Tuesday, December 08, 2009
If you're wanting to celebrate Hanukkah with little children, but you don't want them around candles or fire (who does), this is a fun craft to include them in your Hannukah celebration. They can glue on a little fuzzy pom pom each night for eight days of Hanukkah. When this year's eight days are complete, why not tuck this adorable craft away - some day you will be able to pull it out of a box and talk with your grandchildren about the importance and significance of the traditions associated with Hanukkah.
If you are a little rusty when it comes to Jewish history, let your cursor take a walk here. History.com has a lovely presentation titled The History of Hannukkah.
Supplies needed for Handprint Menorah
- cardstock paper
- craft paint or acrylic paint
- paint brush
- paper plate
- fuzzy pom poms
- yellow triangles, mine are craft foam stickers
- hole punch & ribbon
1. Pour a little blue paint onto the paper plate. Using the sponge brush, paint your child or grandchild's hand. I like to paint their hands so it coats all of those chubby, adorable little crevices. You can have them press their hand into the paint on the plate if you would like, but it's a little more messy.
2. One hand at a time, guide and press each child's hand on the paper. Being very careful with the first hand (so as not to get paint on anything), do the same thing again with the second hand: paint, guide, press.

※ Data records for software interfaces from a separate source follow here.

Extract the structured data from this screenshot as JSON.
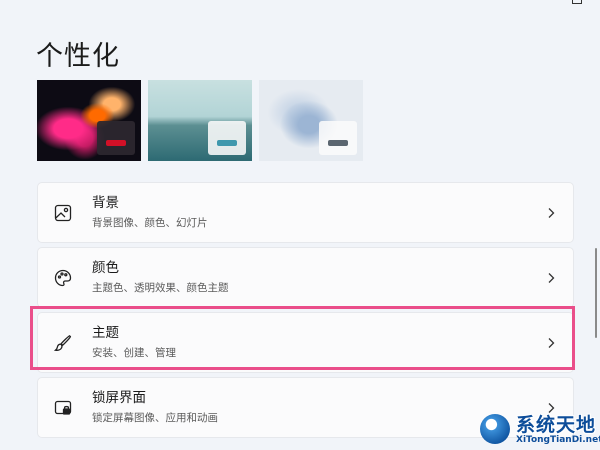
{
  "window_controls": {
    "minimize_icon": "minimize-icon",
    "maximize_icon": "maximize-icon"
  },
  "page": {
    "title": "个性化"
  },
  "themes": [
    {
      "name": "theme-dark-bloom",
      "accent": "#d21027"
    },
    {
      "name": "theme-lake",
      "accent": "#3f98ad"
    },
    {
      "name": "theme-flow",
      "accent": "#5b6670"
    }
  ],
  "settings": [
    {
      "title": "背景",
      "subtitle": "背景图像、颜色、幻灯片",
      "icon": "image-icon"
    },
    {
      "title": "颜色",
      "subtitle": "主题色、透明效果、颜色主题",
      "icon": "palette-icon"
    },
    {
      "title": "主题",
      "subtitle": "安装、创建、管理",
      "icon": "brush-icon"
    },
    {
      "title": "锁屏界面",
      "subtitle": "锁定屏幕图像、应用和动画",
      "icon": "lock-screen-icon"
    }
  ],
  "highlight_color": "#ea4e8a",
  "watermark": {
    "text_cn": "系统天地",
    "text_en": "XiTongTianDi.net"
  }
}
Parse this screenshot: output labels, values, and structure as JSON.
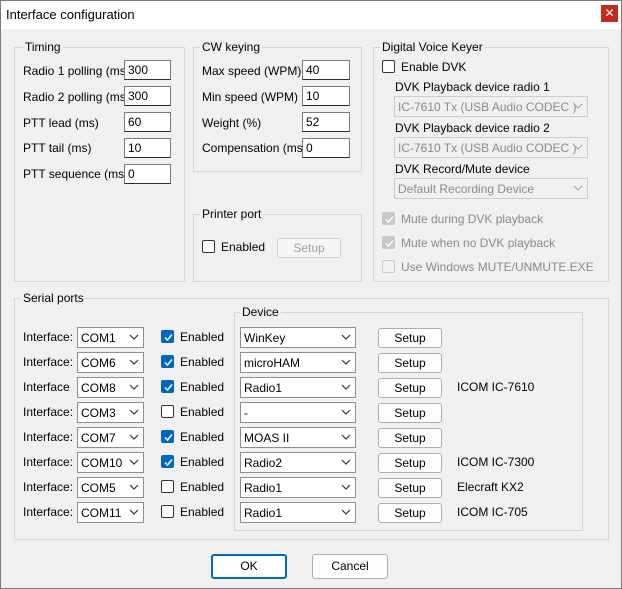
{
  "window": {
    "title": "Interface configuration",
    "close_glyph": "✕"
  },
  "timing": {
    "title": "Timing",
    "fields": [
      {
        "label": "Radio 1 polling (ms)",
        "value": "300"
      },
      {
        "label": "Radio 2 polling (ms)",
        "value": "300"
      },
      {
        "label": "PTT lead (ms)",
        "value": "60"
      },
      {
        "label": "PTT tail (ms)",
        "value": "10"
      },
      {
        "label": "PTT sequence (ms)",
        "value": "0"
      }
    ]
  },
  "cw": {
    "title": "CW keying",
    "fields": [
      {
        "label": "Max speed (WPM)",
        "value": "40"
      },
      {
        "label": "Min speed (WPM)",
        "value": "10"
      },
      {
        "label": "Weight (%)",
        "value": "52"
      },
      {
        "label": "Compensation (ms)",
        "value": "0"
      }
    ]
  },
  "printer": {
    "title": "Printer port",
    "enabled_label": "Enabled",
    "enabled": false,
    "setup_label": "Setup"
  },
  "dvk": {
    "title": "Digital Voice Keyer",
    "enable_label": "Enable DVK",
    "enable_checked": false,
    "playback1_label": "DVK Playback device radio 1",
    "playback1_value": "IC-7610 Tx (USB Audio CODEC )",
    "playback2_label": "DVK Playback device radio 2",
    "playback2_value": "IC-7610 Tx (USB Audio CODEC )",
    "record_label": "DVK Record/Mute device",
    "record_value": "Default Recording Device",
    "mute_during_label": "Mute during DVK playback",
    "mute_during_checked": true,
    "mute_no_label": "Mute when no DVK playback",
    "mute_no_checked": true,
    "windows_mute_label": "Use Windows MUTE/UNMUTE.EXE",
    "windows_mute_checked": false
  },
  "serial": {
    "title": "Serial ports",
    "device_title": "Device",
    "rows": [
      {
        "label": "Interface:",
        "port": "COM1",
        "enabled": true,
        "enabled_label": "Enabled",
        "device": "WinKey",
        "setup": "Setup",
        "note": ""
      },
      {
        "label": "Interface:",
        "port": "COM6",
        "enabled": true,
        "enabled_label": "Enabled",
        "device": "microHAM",
        "setup": "Setup",
        "note": ""
      },
      {
        "label": "Interface",
        "port": "COM8",
        "enabled": true,
        "enabled_label": "Enabled",
        "device": "Radio1",
        "setup": "Setup",
        "note": "ICOM IC-7610"
      },
      {
        "label": "Interface:",
        "port": "COM3",
        "enabled": false,
        "enabled_label": "Enabled",
        "device": "-",
        "setup": "Setup",
        "note": ""
      },
      {
        "label": "Interface:",
        "port": "COM7",
        "enabled": true,
        "enabled_label": "Enabled",
        "device": "MOAS II",
        "setup": "Setup",
        "note": ""
      },
      {
        "label": "Interface:",
        "port": "COM10",
        "enabled": true,
        "enabled_label": "Enabled",
        "device": "Radio2",
        "setup": "Setup",
        "note": "ICOM IC-7300"
      },
      {
        "label": "Interface:",
        "port": "COM5",
        "enabled": false,
        "enabled_label": "Enabled",
        "device": "Radio1",
        "setup": "Setup",
        "note": "Elecraft KX2"
      },
      {
        "label": "Interface:",
        "port": "COM11",
        "enabled": false,
        "enabled_label": "Enabled",
        "device": "Radio1",
        "setup": "Setup",
        "note": "ICOM IC-705"
      }
    ]
  },
  "buttons": {
    "ok": "OK",
    "cancel": "Cancel"
  }
}
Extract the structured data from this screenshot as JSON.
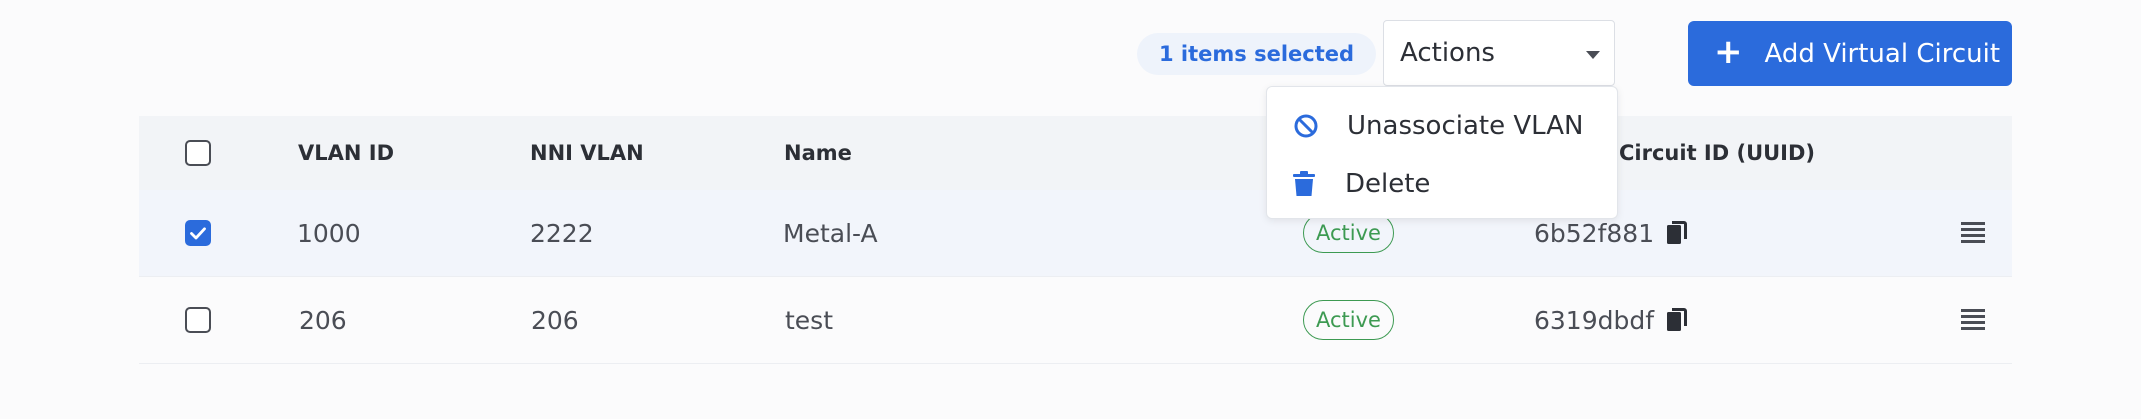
{
  "toolbar": {
    "selected_text": "1 items selected",
    "actions_label": "Actions",
    "add_button_label": "Add Virtual Circuit"
  },
  "actions_menu": {
    "items": [
      {
        "label": "Unassociate VLAN",
        "icon": "ban-icon"
      },
      {
        "label": "Delete",
        "icon": "trash-icon"
      }
    ]
  },
  "table": {
    "headers": {
      "vlan_id": "VLAN ID",
      "nni_vlan": "NNI VLAN",
      "name": "Name",
      "circuit_id": "Circuit ID (UUID)"
    },
    "rows": [
      {
        "checked": true,
        "vlan_id": "1000",
        "nni_vlan": "2222",
        "name": "Metal-A",
        "status": "Active",
        "uuid": "6b52f881"
      },
      {
        "checked": false,
        "vlan_id": "206",
        "nni_vlan": "206",
        "name": "test",
        "status": "Active",
        "uuid": "6319dbdf"
      }
    ]
  },
  "colors": {
    "accent": "#2b6bdc",
    "status_active": "#3d9a52",
    "header_bg": "#f2f4f7"
  }
}
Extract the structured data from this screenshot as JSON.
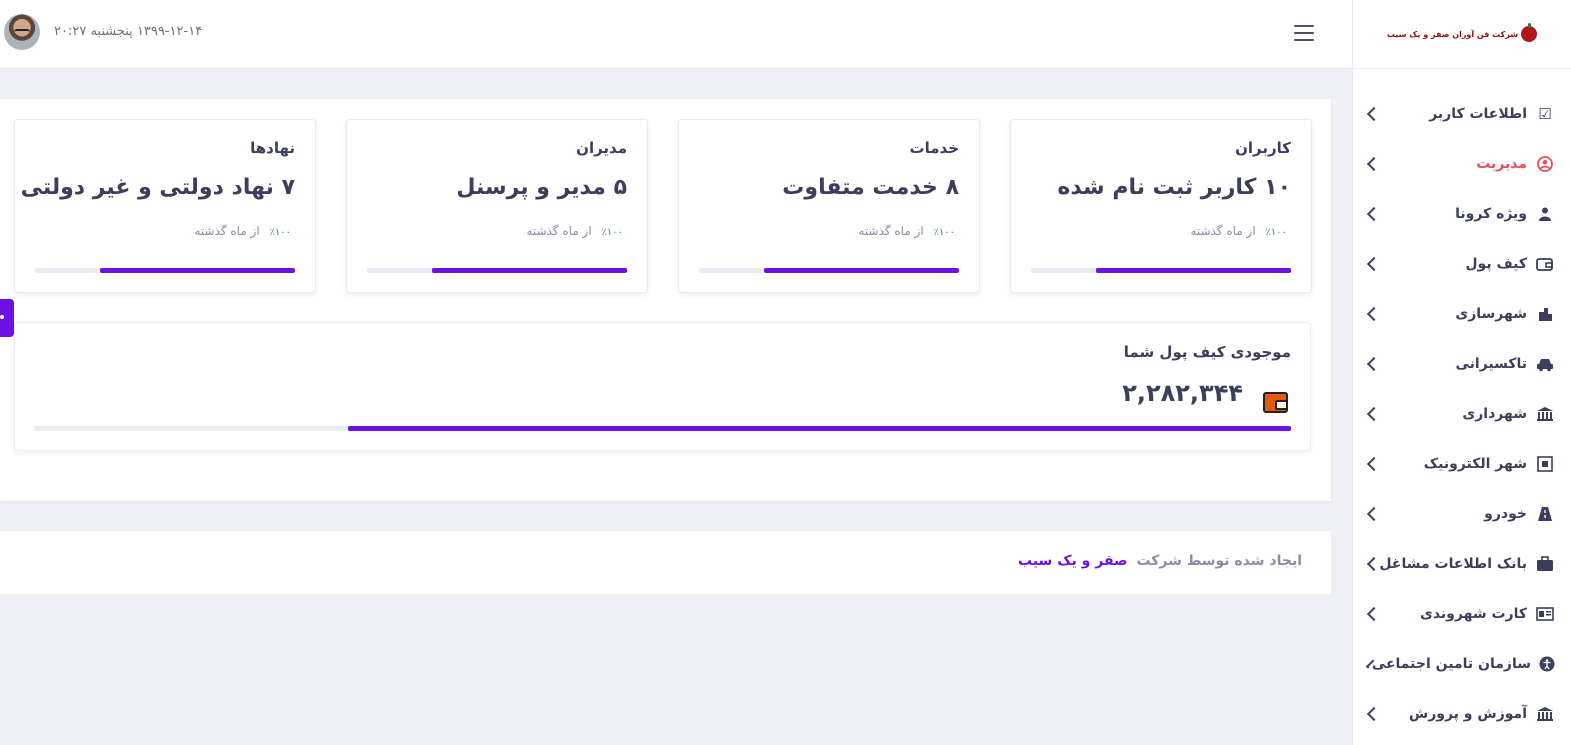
{
  "header": {
    "datetime": "۱۳۹۹-۱۲-۱۴ پنجشنبه ۲۰:۲۷"
  },
  "sidebar": {
    "logo_text": "شرکت فن آوران صفر و یک سیب",
    "items": [
      {
        "label": "اطلاعات کاربر",
        "icon": "checkbox-icon",
        "active": false
      },
      {
        "label": "مدیریت",
        "icon": "user-circle-icon",
        "active": true
      },
      {
        "label": "ویژه کرونا",
        "icon": "people-icon",
        "active": false
      },
      {
        "label": "کیف پول",
        "icon": "wallet-icon",
        "active": false
      },
      {
        "label": "شهرسازی",
        "icon": "city-icon",
        "active": false
      },
      {
        "label": "تاکسیرانی",
        "icon": "taxi-icon",
        "active": false
      },
      {
        "label": "شهرداری",
        "icon": "building-icon",
        "active": false
      },
      {
        "label": "شهر الکترونیک",
        "icon": "network-icon",
        "active": false
      },
      {
        "label": "خودرو",
        "icon": "road-icon",
        "active": false
      },
      {
        "label": "بانک اطلاعات مشاغل",
        "icon": "briefcase-icon",
        "active": false
      },
      {
        "label": "کارت شهروندی",
        "icon": "id-card-icon",
        "active": false
      },
      {
        "label": "سازمان تامین اجتماعی",
        "icon": "accessibility-icon",
        "active": false
      },
      {
        "label": "آموزش و پرورش",
        "icon": "institution-icon",
        "active": false
      }
    ]
  },
  "stats": [
    {
      "title": "کاربران",
      "value": "۱۰ کاربر ثبت نام شده",
      "trend_pct": "٪۱۰۰",
      "trend_label": "از ماه گذشته",
      "progress": 0.75
    },
    {
      "title": "خدمات",
      "value": "۸ خدمت متفاوت",
      "trend_pct": "٪۱۰۰",
      "trend_label": "از ماه گذشته",
      "progress": 0.75
    },
    {
      "title": "مدیران",
      "value": "۵ مدیر و پرسنل",
      "trend_pct": "٪۱۰۰",
      "trend_label": "از ماه گذشته",
      "progress": 0.75
    },
    {
      "title": "نهادها",
      "value": "۷ نهاد دولتی و غیر دولتی",
      "trend_pct": "٪۱۰۰",
      "trend_label": "از ماه گذشته",
      "progress": 0.75
    }
  ],
  "wallet": {
    "title": "موجودی کیف پول شما",
    "value": "۲,۲۸۲,۳۴۴",
    "progress": 0.75
  },
  "footer": {
    "text": "ایجاد شده توسط شرکت",
    "brand": "صفر و یک سیب"
  },
  "colors": {
    "accent": "#6c12e6",
    "active": "#e7515a",
    "trend": "#2e9e4f"
  }
}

You'll want to make the thumbs overlap, so it's only 9 places for candles, not 10. The thumb candle in the middle represents the "shamash" or the worker candle that lights the other candles during Hanukkah.
3. Decorate your paper with Jewish stars forming two yellow triangles on top and opposite of each other (see illustration).
4. To light the menorah for each day of Hanukkah, glue on a fuzzy pom pom. Instead of pom poms, you could also get out some yellow paint and use the child's thumbprint for the flame or they could put on a triangle sticker or simply draw a candle's flame for each night.
5. Add letters to spell Hanukkah on the paper at the bottom. Punch two holes at the top and tie ribbon to make it a hanging banner.
I'm including a suggestion for a fun book to read to children to teach them about Hanukkah: Hanukkah a Counting Book by Emily Sper. Enjoy teaching and celebrating Hanukkah with your children. They'll love being able to help with the process.
PS: Why don't you prepare a batch of Spiced Milk Punch before you sit down the the kiddos. I guarantee - you will ♥ this stuff!